(Stored data entries)
****************************************

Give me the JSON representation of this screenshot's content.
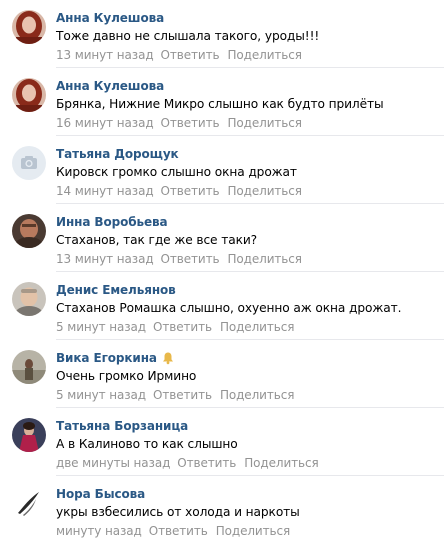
{
  "comments": [
    {
      "author": "Анна Кулешова",
      "text": "Тоже давно не слышала такого, уроды!!!",
      "time": "13 минут назад",
      "reply_label": "Ответить",
      "share_label": "Поделиться",
      "avatar_icon": "avatar-photo-woman-red-hair",
      "has_bell": false
    },
    {
      "author": "Анна Кулешова",
      "text": "Брянка, Нижние Микро слышно как будто прилёты",
      "time": "16 минут назад",
      "reply_label": "Ответить",
      "share_label": "Поделиться",
      "avatar_icon": "avatar-photo-woman-red-hair",
      "has_bell": false
    },
    {
      "author": "Татьяна Дорощук",
      "text": "Кировск громко слышно окна дрожат",
      "time": "14 минут назад",
      "reply_label": "Ответить",
      "share_label": "Поделиться",
      "avatar_icon": "camera-placeholder-icon",
      "has_bell": false
    },
    {
      "author": "Инна Воробьева",
      "text": "Стаханов, так где же все таки?",
      "time": "13 минут назад",
      "reply_label": "Ответить",
      "share_label": "Поделиться",
      "avatar_icon": "avatar-photo-man-dark",
      "has_bell": false
    },
    {
      "author": "Денис Емельянов",
      "text": "Стаханов Ромашка слышно, охуенно аж окна дрожат.",
      "time": "5 минут назад",
      "reply_label": "Ответить",
      "share_label": "Поделиться",
      "avatar_icon": "avatar-photo-man-light",
      "has_bell": false
    },
    {
      "author": "Вика Егоркина",
      "text": "Очень громко Ирмино",
      "time": "5 минут назад",
      "reply_label": "Ответить",
      "share_label": "Поделиться",
      "avatar_icon": "avatar-photo-outdoor",
      "has_bell": true
    },
    {
      "author": "Татьяна Борзаница",
      "text": "А в Калиново то как слышно",
      "time": "две минуты назад",
      "reply_label": "Ответить",
      "share_label": "Поделиться",
      "avatar_icon": "avatar-photo-woman-red-dress",
      "has_bell": false
    },
    {
      "author": "Нора Бысова",
      "text": "укры взбесились от холода и наркоты",
      "time": "минуту назад",
      "reply_label": "Ответить",
      "share_label": "Поделиться",
      "avatar_icon": "avatar-photo-feather",
      "has_bell": false
    }
  ],
  "colors": {
    "author": "#2a5885",
    "meta": "#939393",
    "text": "#000000",
    "divider": "#e7e8ec",
    "bell": "#e8b84a"
  }
}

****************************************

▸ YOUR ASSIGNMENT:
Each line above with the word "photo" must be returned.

▸ RESULT OF THIS EXERCISE:
      "avatar_icon": "avatar-photo-woman-red-hair",
      "avatar_icon": "avatar-photo-woman-red-hair",
      "avatar_icon": "avatar-photo-man-dark",
      "avatar_icon": "avatar-photo-man-light",
      "avatar_icon": "avatar-photo-outdoor",
      "avatar_icon": "avatar-photo-woman-red-dress",
      "avatar_icon": "avatar-photo-feather",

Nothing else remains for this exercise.